This idea was criticized for having the preamp run at full tilt into the output level control, which means more distortion from the preamp.
My question is, how is putting the volume control on the output of the preamp different than putting it on the input of the power amp? What are the pros, cons? Or are you recommending using a preamp volume control *and* a power amp input level control, to balance the gain structure to maximize signal to noise ration for your particular setup?
Sorry for changing the subject.
A good question and not off topic, I think.
IMO, putting the volume pot at the output of the preamp or at the input of the power amp are almost the same thing - except for cable impedance. Don't forget that the last stage (whatever it is) of the preamp has to drive the cables and the input stage of the power amp. Having a low impedance/high current output stage is usually helpful if cables are long.
Pro audio gear usually has both input and output volume controls, as well as buffers on the ins and outs. That because we don't know what over pieces of gear will be connected to it today or tomorrow. Home stereos are often much easier

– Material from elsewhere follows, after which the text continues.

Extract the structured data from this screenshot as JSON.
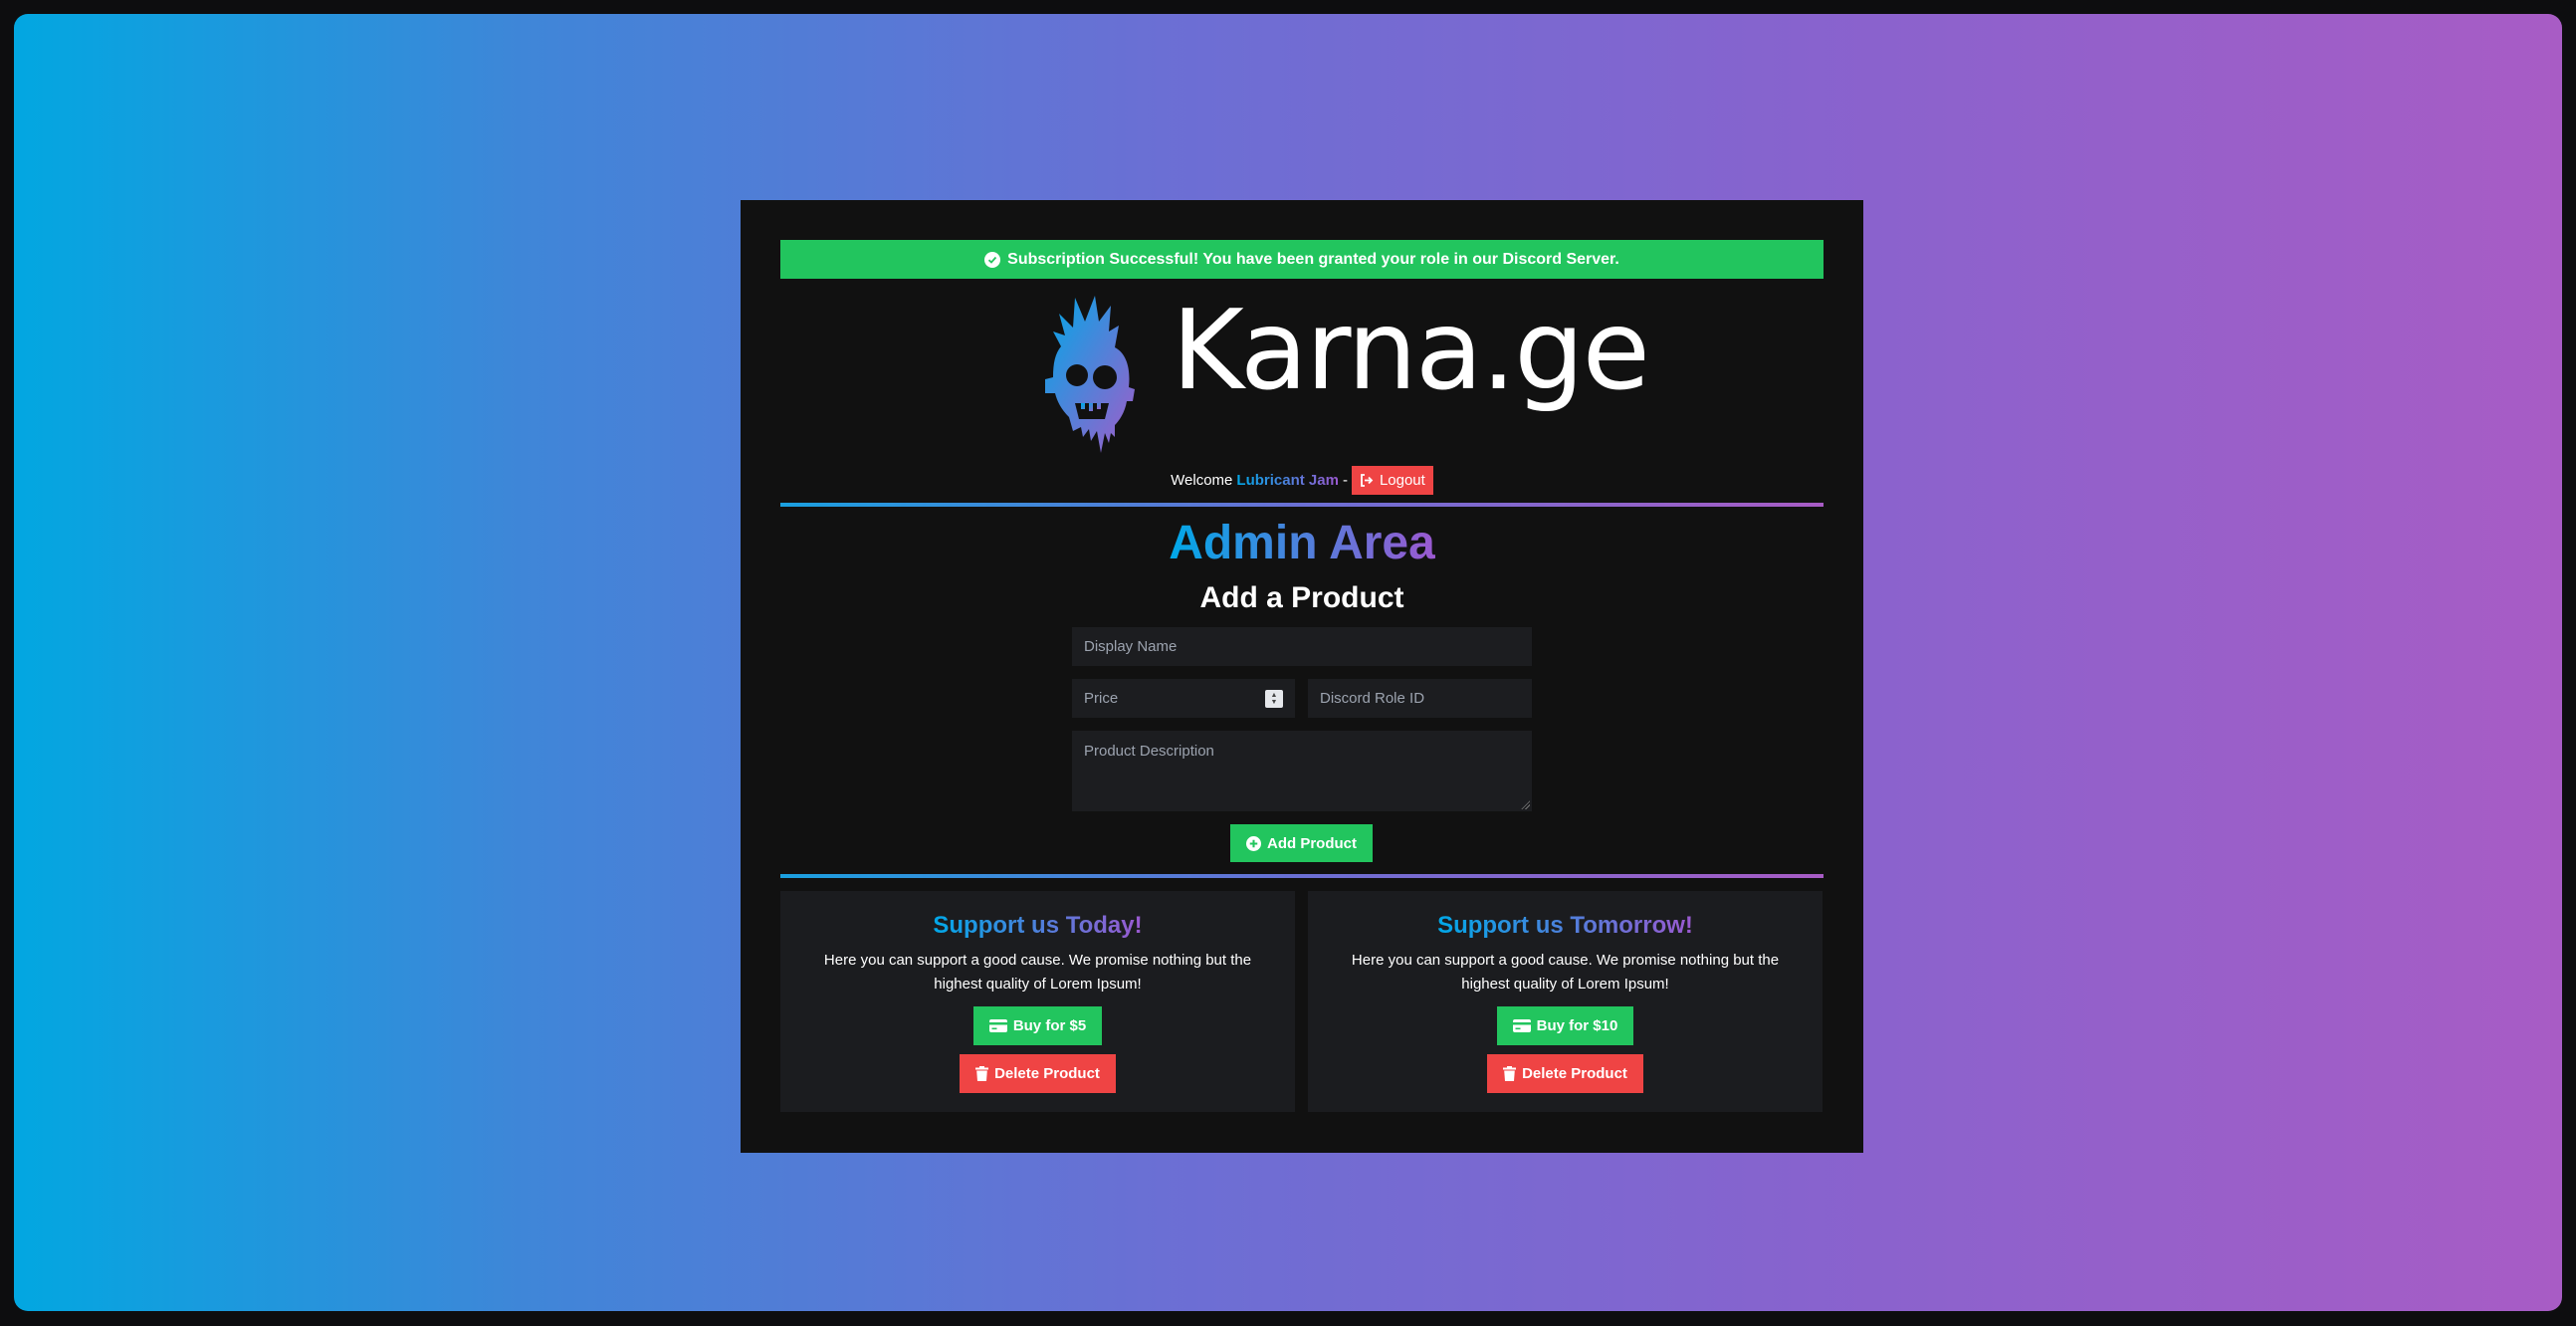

In most cases I think that 12dB is plenty for a home preamp, but it might not be enough for your amp with its low sensitivity. 12X amplification does seem a bit much, tho, unless your sources are low output. About 1/2 that ought to drive your amp into clipping even from something like a 0.75V phono preamp.
I would say that if your interconnect cables are short and of good quality, then there won't be much practical difference in putting the volume pot at the output of the preamp or input of the power amp. Just be sure your preamp isn't clipping or driven into other distortion with high level sources, like a CD player.

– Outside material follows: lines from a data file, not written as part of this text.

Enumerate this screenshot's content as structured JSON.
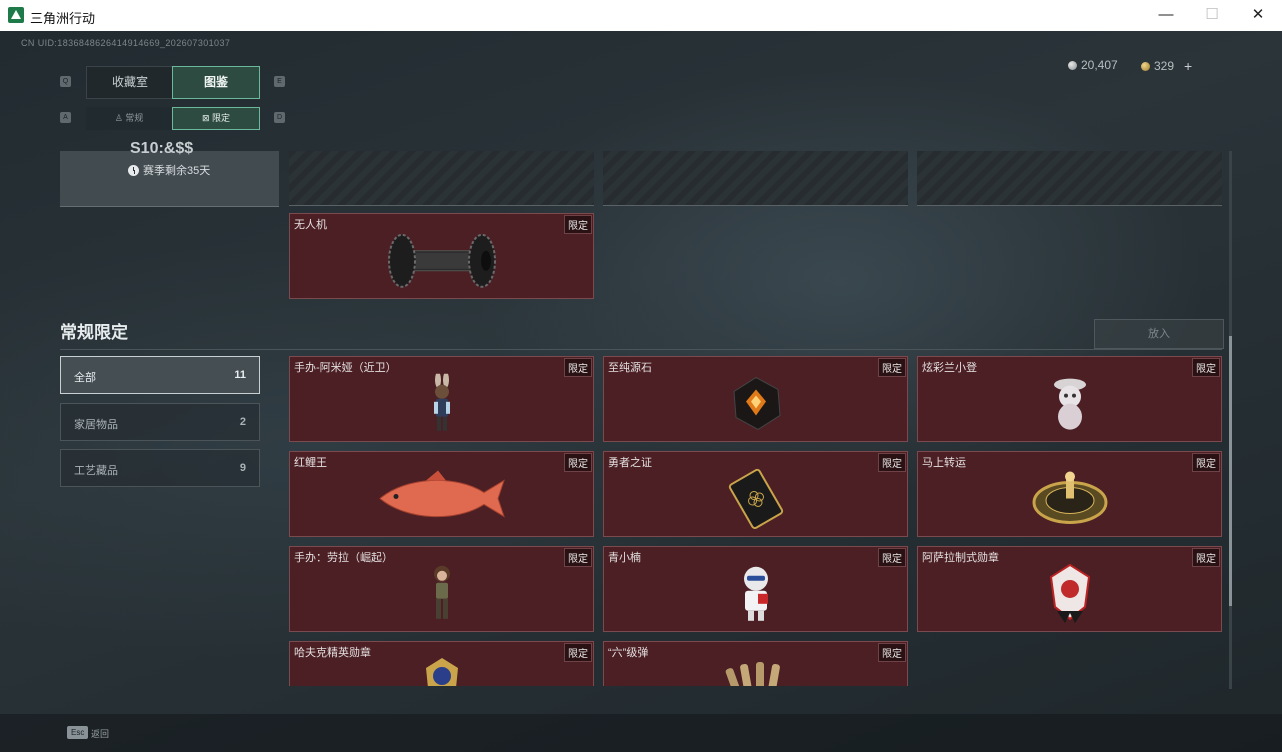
{
  "window": {
    "title": "三角洲行动",
    "controls": {
      "minimize": "—",
      "maximize": "☐",
      "close": "✕"
    }
  },
  "header": {
    "uid": "CN UID:1836848626414914669_202607301037",
    "currency": [
      {
        "icon": "silver-coin-icon",
        "value": "20,407"
      },
      {
        "icon": "gold-coin-icon",
        "value": "329"
      }
    ],
    "add_label": "+"
  },
  "tabs": {
    "main": [
      {
        "label": "收藏室",
        "key": "Q",
        "active": false
      },
      {
        "label": "图鉴",
        "key": "E",
        "active": true
      }
    ],
    "sub": [
      {
        "label": "常规",
        "key": "A",
        "icon": "figure-icon",
        "active": false
      },
      {
        "label": "限定",
        "key": "D",
        "icon": "limited-icon",
        "active": true
      }
    ]
  },
  "season_panel": {
    "title": "S10:&$$",
    "remaining": "赛季剩余35天"
  },
  "top_items": [
    {
      "name": "无人机",
      "tag": "限定",
      "icon": "drone-rotor-icon"
    }
  ],
  "section": {
    "title": "常规限定",
    "put_button": "放入"
  },
  "categories": [
    {
      "label": "全部",
      "count": "11",
      "active": true
    },
    {
      "label": "家居物品",
      "count": "2",
      "active": false
    },
    {
      "label": "工艺藏品",
      "count": "9",
      "active": false
    }
  ],
  "items": [
    {
      "name": "手办-阿米娅（近卫）",
      "tag": "限定",
      "icon": "figure-amiya-icon"
    },
    {
      "name": "至纯源石",
      "tag": "限定",
      "icon": "originium-crystal-icon"
    },
    {
      "name": "炫彩兰小登",
      "tag": "限定",
      "icon": "mascot-figure-icon"
    },
    {
      "name": "红鲤王",
      "tag": "限定",
      "icon": "red-carp-icon"
    },
    {
      "name": "勇者之证",
      "tag": "限定",
      "icon": "card-emblem-icon"
    },
    {
      "name": "马上转运",
      "tag": "限定",
      "icon": "golden-wheel-icon"
    },
    {
      "name": "手办：劳拉（崛起）",
      "tag": "限定",
      "icon": "figure-lara-icon"
    },
    {
      "name": "青小楠",
      "tag": "限定",
      "icon": "chibi-figure-icon"
    },
    {
      "name": "阿萨拉制式勋章",
      "tag": "限定",
      "icon": "medal-icon"
    },
    {
      "name": "哈夫克精英勋章",
      "tag": "限定",
      "icon": "elite-medal-icon"
    },
    {
      "name": "“六”级弹",
      "tag": "限定",
      "icon": "bullets-icon"
    }
  ],
  "footer": {
    "esc_key": "Esc",
    "back_label": "返回"
  },
  "colors": {
    "card_bg": "#4b1f24",
    "accent": "#6cb89a",
    "tab_active_bg": "#2e4b42"
  }
}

12times (+22dB) gain pre-amp is adding too much noise that has to be thrown away again at the vol pot.
Short cables between the vol pot and the power amp are limited by the capacitance of the cables.
I'd suggest less than 1m of typical 50pF/m cable is probably OK in addition to the other capacitances that exist.
This article was so useful I just joined DIY. Thank you. I have very efficient speakers so this is a big problem in my system. Can anyone help me with what/where to purchase an amp that has very low gain? If DIY how do I start?
Thanks again for everyone's insight.
You could look at a unity gain Power Buffer.
That would remove the amplifier gain from your total system gain.
Typical power amplifiers have a gain somewhere in the range +20dB to +35dB
Omitting that amp gain gets the system gain down to levels that can drive a very efficient speaker.
I think PASS has shown a Power Buffer. An Italian amp designer (Cuffoli ?) has a Buffer. and ESP mentions it.
It is difficult to find commercial low gain amps. Gain is so easy to build in, it's often over done.
|All times are GMT. The time now is 11:10 PM.|
vBulletin Optimisation provided by vB Optimise (Pro) - vBulletin Mods & Addons Copyright © 2017 DragonByte Technologies Ltd.
Copyright ©1999-2017 diyAudio